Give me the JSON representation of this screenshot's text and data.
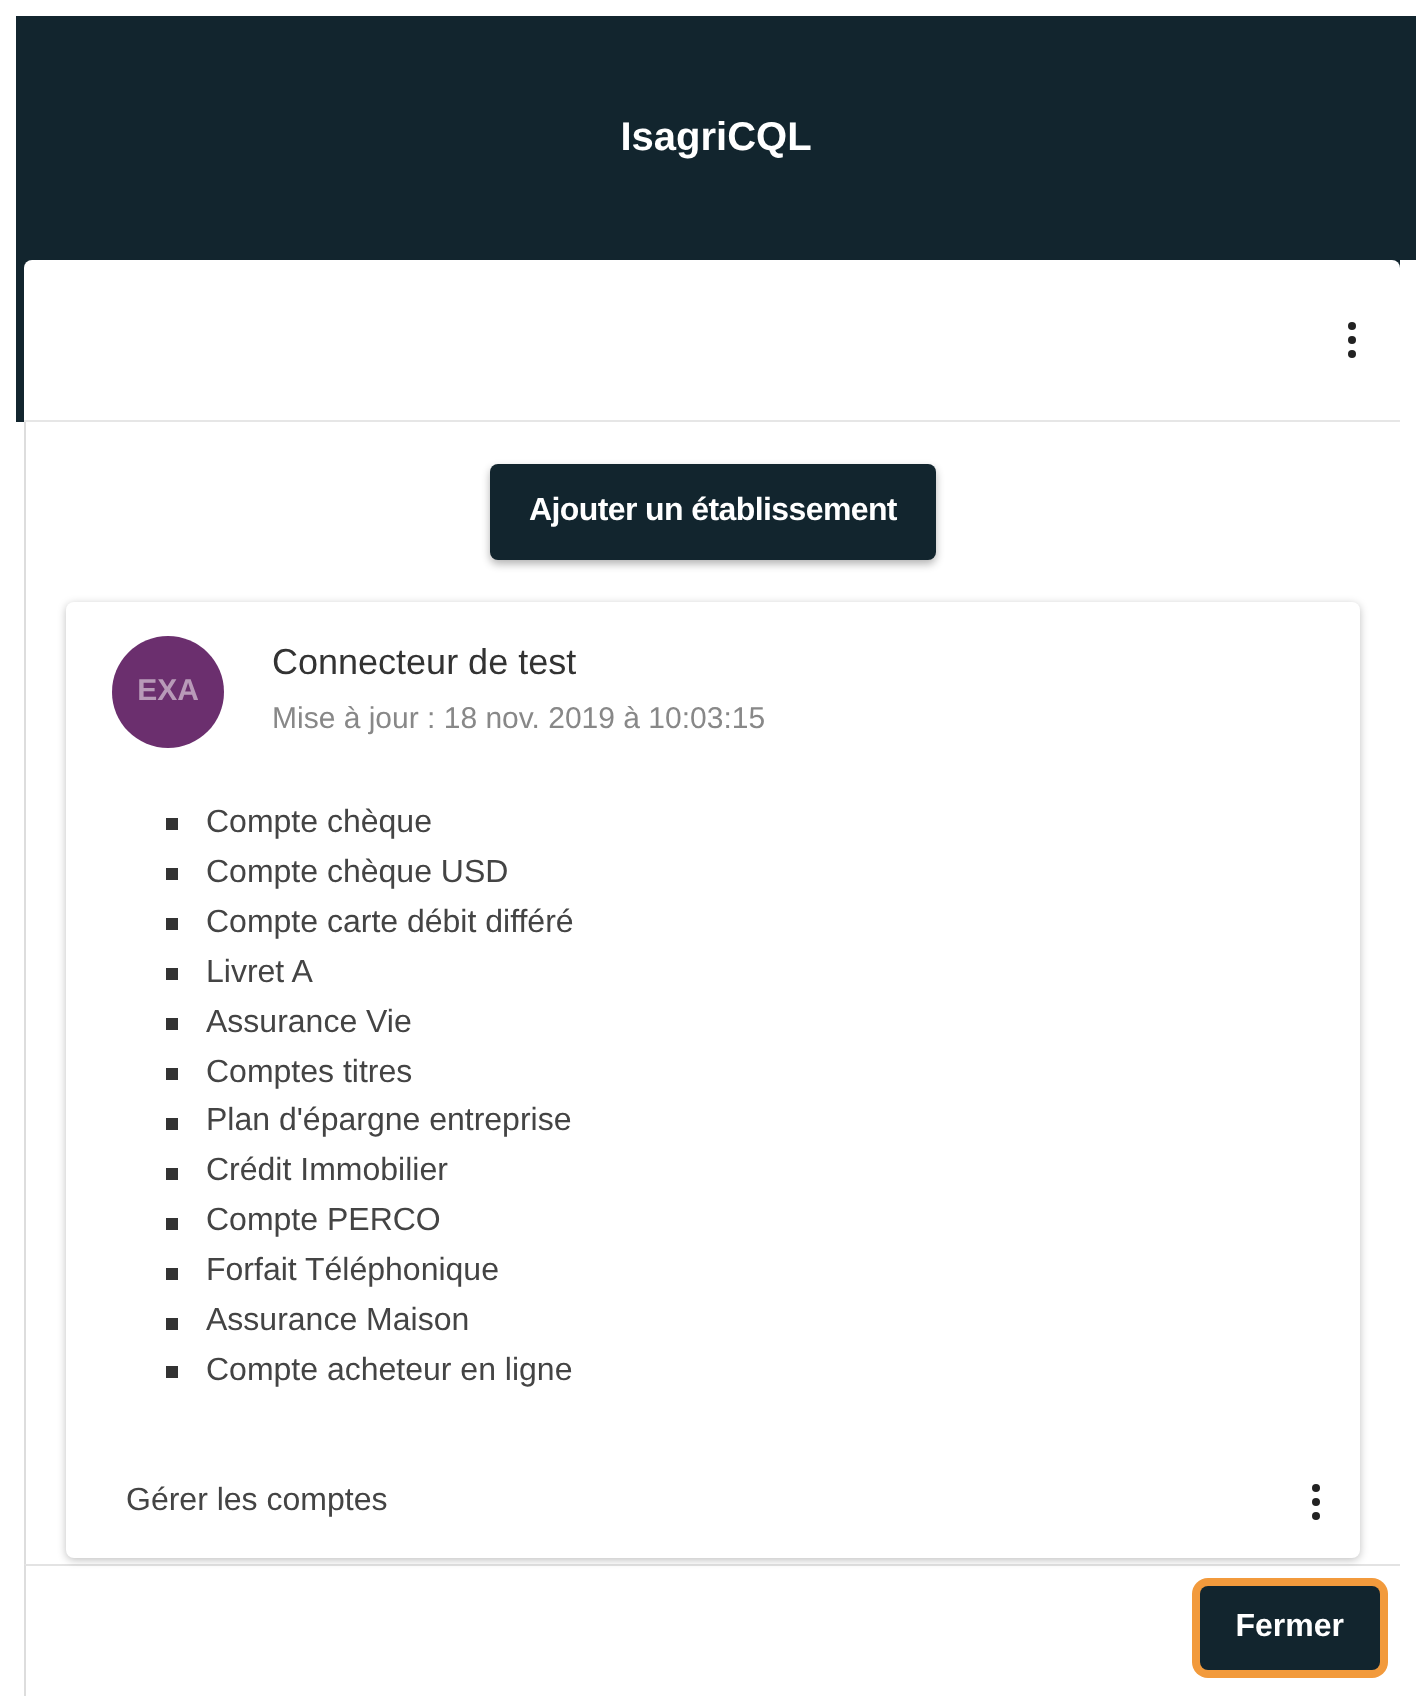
{
  "header": {
    "title": "IsagriCQL"
  },
  "add_button": {
    "label": "Ajouter un établissement"
  },
  "connector": {
    "avatar": "EXA",
    "name": "Connecteur de test",
    "updated": "Mise à jour : 18 nov. 2019 à 10:03:15",
    "accounts": [
      "Compte chèque",
      "Compte chèque USD",
      "Compte carte débit différé",
      "Livret A",
      "Assurance Vie",
      "Comptes titres",
      "Plan d'épargne entreprise",
      "Crédit Immobilier",
      "Compte PERCO",
      "Forfait Téléphonique",
      "Assurance Maison",
      "Compte acheteur en ligne"
    ],
    "manage_link": "Gérer les comptes"
  },
  "footer": {
    "close_button": {
      "label": "Fermer",
      "focused": true
    }
  }
}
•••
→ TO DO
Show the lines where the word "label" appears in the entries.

→ RESPONSE AREA
    "label": "Ajouter un établissement"
      "label": "Fermer",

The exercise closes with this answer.